Establishing Trust The Musician's Way
Updated: Nov 10
Musicians tend, by the way they work together, to build trust with each other, creating a strong foundation for musical collaboration. This foundation can lead to more creative, rewarding, and enjoyable experiences for everyone involved.
This applies to both musical and non-musical settings.
In many non-musical activities, trust might be overlooked and yet it is probably the biggest differentiator in many endeavours. Trust just makes things easier. It smooths the way. In business for example, marketing costs reduce because of how well you are perceived in the marketplace. A trusted organisation is naturally attractive to its clients. 5 star reviews abound for a trusted organisation. Taking your time to develop trust within your team or organisation also helps with employee retention and even cost reductions. Trust maintains a steady flow of inquiries and when times are hard your business is likely to survive much better than those who haven't paid attention to this value. It goes without saying that your profitability is much more reliable.
Trust eminates from the core of the organisation and radiates outwards from there through your immediate team members, out to the rest of the organisation and beyond. Trust is a value which all organisations can work towards. So much can be achieved when a strong level of trust is in place between team members. Trust is a very precious item in an organisation, possibly THE most precious. Once they know they have it, team members will do everything they can to protect such a valuable asset.
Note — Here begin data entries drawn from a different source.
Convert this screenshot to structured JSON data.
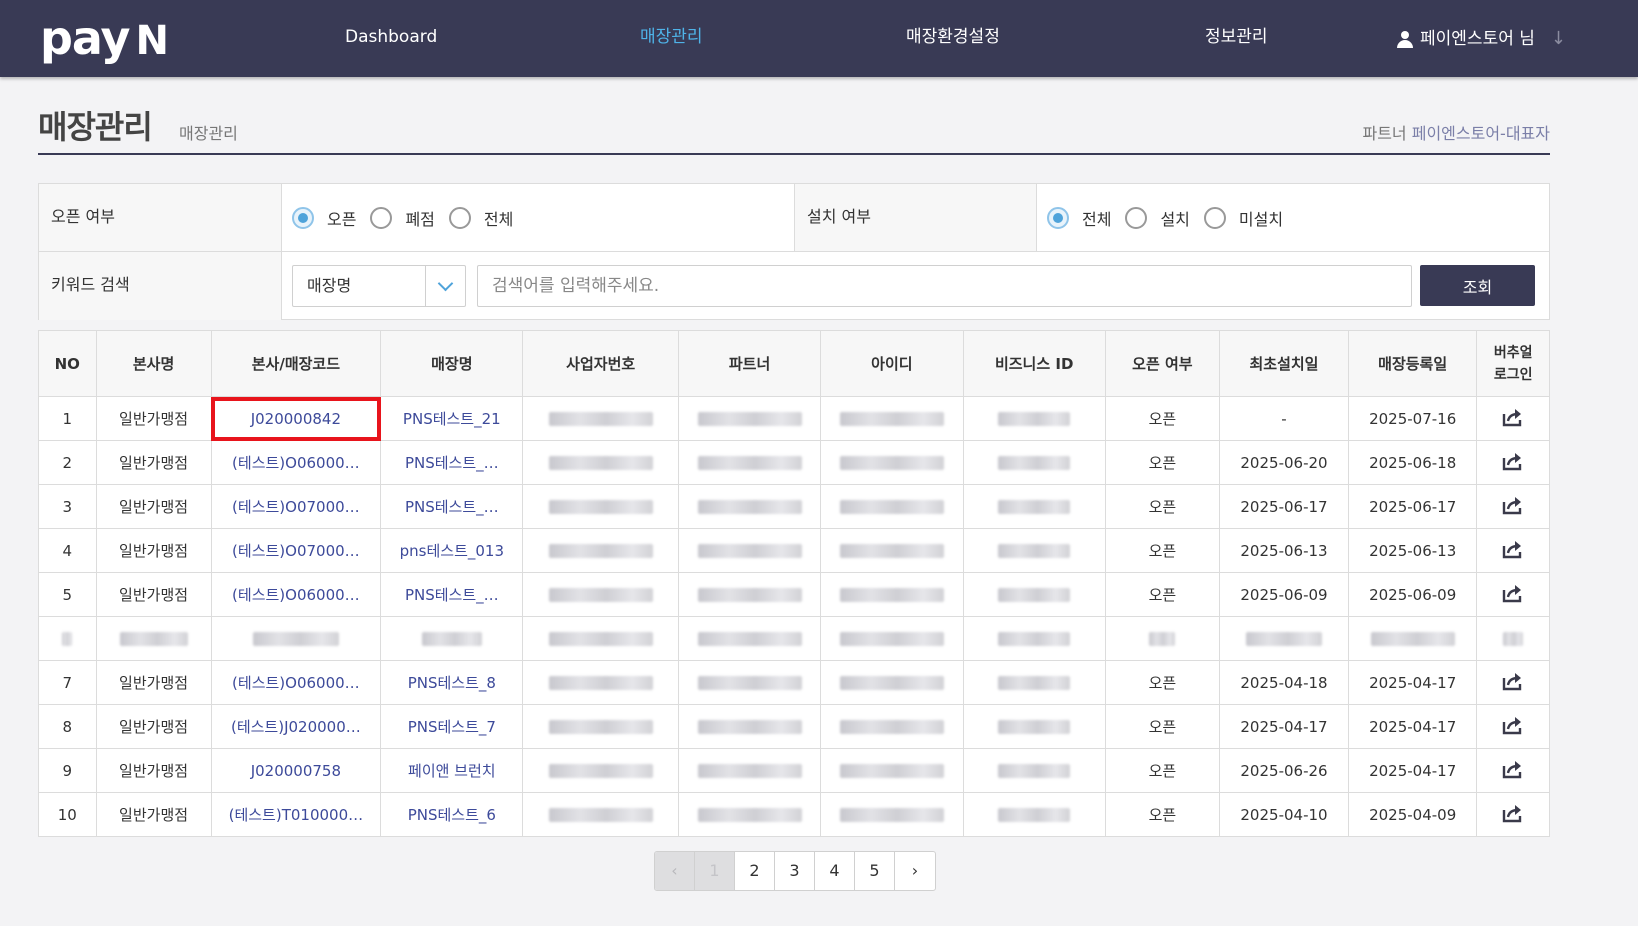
{
  "nav": {
    "logo": "pay",
    "logo_n": "N",
    "items": [
      "Dashboard",
      "매장관리",
      "매장환경설정",
      "정보관리"
    ],
    "user": "페이엔스토어 님"
  },
  "page": {
    "title": "매장관리",
    "subtitle": "매장관리",
    "partner_label": "파트너",
    "partner_name": "페이엔스토어-대표자"
  },
  "filter": {
    "open_label": "오픈 여부",
    "open_options": [
      "오픈",
      "폐점",
      "전체"
    ],
    "open_selected": "오픈",
    "install_label": "설치 여부",
    "install_options": [
      "전체",
      "설치",
      "미설치"
    ],
    "install_selected": "전체",
    "keyword_label": "키워드 검색",
    "keyword_select": "매장명",
    "search_placeholder": "검색어를 입력해주세요.",
    "search_button": "조회"
  },
  "table": {
    "headers": [
      "NO",
      "본사명",
      "본사/매장코드",
      "매장명",
      "사업자번호",
      "파트너",
      "아이디",
      "비즈니스 ID",
      "오픈 여부",
      "최초설치일",
      "매장등록일",
      "버추얼\n로그인"
    ],
    "rows": [
      {
        "no": "1",
        "hq": "일반가맹점",
        "code": "J020000842",
        "store": "PNS테스트_21",
        "open": "오픈",
        "first_install": "-",
        "reg_date": "2025-07-16"
      },
      {
        "no": "2",
        "hq": "일반가맹점",
        "code": "(테스트)O06000…",
        "store": "PNS테스트_…",
        "open": "오픈",
        "first_install": "2025-06-20",
        "reg_date": "2025-06-18"
      },
      {
        "no": "3",
        "hq": "일반가맹점",
        "code": "(테스트)O07000…",
        "store": "PNS테스트_…",
        "open": "오픈",
        "first_install": "2025-06-17",
        "reg_date": "2025-06-17"
      },
      {
        "no": "4",
        "hq": "일반가맹점",
        "code": "(테스트)O07000…",
        "store": "pns테스트_013",
        "open": "오픈",
        "first_install": "2025-06-13",
        "reg_date": "2025-06-13"
      },
      {
        "no": "5",
        "hq": "일반가맹점",
        "code": "(테스트)O06000…",
        "store": "PNS테스트_…",
        "open": "오픈",
        "first_install": "2025-06-09",
        "reg_date": "2025-06-09"
      },
      {
        "no": "",
        "hq": "",
        "code": "",
        "store": "",
        "open": "",
        "first_install": "",
        "reg_date": ""
      },
      {
        "no": "7",
        "hq": "일반가맹점",
        "code": "(테스트)O06000…",
        "store": "PNS테스트_8",
        "open": "오픈",
        "first_install": "2025-04-18",
        "reg_date": "2025-04-17"
      },
      {
        "no": "8",
        "hq": "일반가맹점",
        "code": "(테스트)J020000…",
        "store": "PNS테스트_7",
        "open": "오픈",
        "first_install": "2025-04-17",
        "reg_date": "2025-04-17"
      },
      {
        "no": "9",
        "hq": "일반가맹점",
        "code": "J020000758",
        "store": "페이앤 브런치",
        "open": "오픈",
        "first_install": "2025-06-26",
        "reg_date": "2025-04-17"
      },
      {
        "no": "10",
        "hq": "일반가맹점",
        "code": "(테스트)T010000…",
        "store": "PNS테스트_6",
        "open": "오픈",
        "first_install": "2025-04-10",
        "reg_date": "2025-04-09"
      }
    ]
  },
  "pagination": {
    "prev": "‹",
    "pages": [
      "1",
      "2",
      "3",
      "4",
      "5"
    ],
    "current": "1",
    "next": "›"
  },
  "icons": {
    "user": "user-icon",
    "arrow": "arrow-down-icon",
    "virtual_login": "share-out-icon",
    "dropdown": "chevron-down-icon"
  },
  "colors": {
    "nav_bg": "#393a55",
    "nav_active": "#4fb3e8",
    "link": "#3d4a9a",
    "highlight": "#e8141c"
  }
}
Trust is a fundamental component of any successful musical collaboration. The musical process invokes the development of trust, which will encourage an openness to new ideas, a tendency to take creative risks, and an innate willingness to improve. This can lead to more creative and rewarding experiences for everyone involved.
There are a number of things that musicians can do to establish trust with each other. One important factor is communication. Musicians tend to communicate effectively with each other in order to understand each other's musical intentions. This is done through both verbal and nonverbal communication. Nonverbal communication is particularly evident. Deeper listening is essential as one might expect. Responsiveness is essential. Even peripheral vision is brought into play. A violinist, for example, is simultaneously reading the music, following the bowing, keeping an eye on the section leader and the conductor. On top of all of this is the constant checking of tuning and musical expression.
Another important factor is reliability. Musicians need to be able to rely on each other to show up on time, be prepared, and do their part. In the performance itself, there is also a sense that 'the show must go on'. Knowing that your colleagues won't let you down is a tremendous assett in any sphere. Reliability creates a sense of trust and security that allows everyone to focus on the music, a quality which can be applied to the non-musical arena to great effect.
Finally, musicians need to be supportive of each other. This means offering encouragement, constructive criticism, and help when needed. When musicians feel supported by their colleagues, they are more likely to take risks and try new things.
Establishing trust takes time and effort, but it is essential for any successful collaboration. In doing so it is possible to create a positive and supportive environment where everyone can thrive.
The process embodied within The Musician's Way will lead to trust both within the group and also with its audience or clients. The principles are outlined below:
Be honest and transparent with each other.
Be open to new ideas.
Be respectful of each other's time and talents.
Be willing to help each other out.
Be supportive of each other's successes and failures.
Put these principles into operation in your organisation by taking the time to have an open discussion with your team.
Everything in the above list will work for any organisation be it musical or non-musical.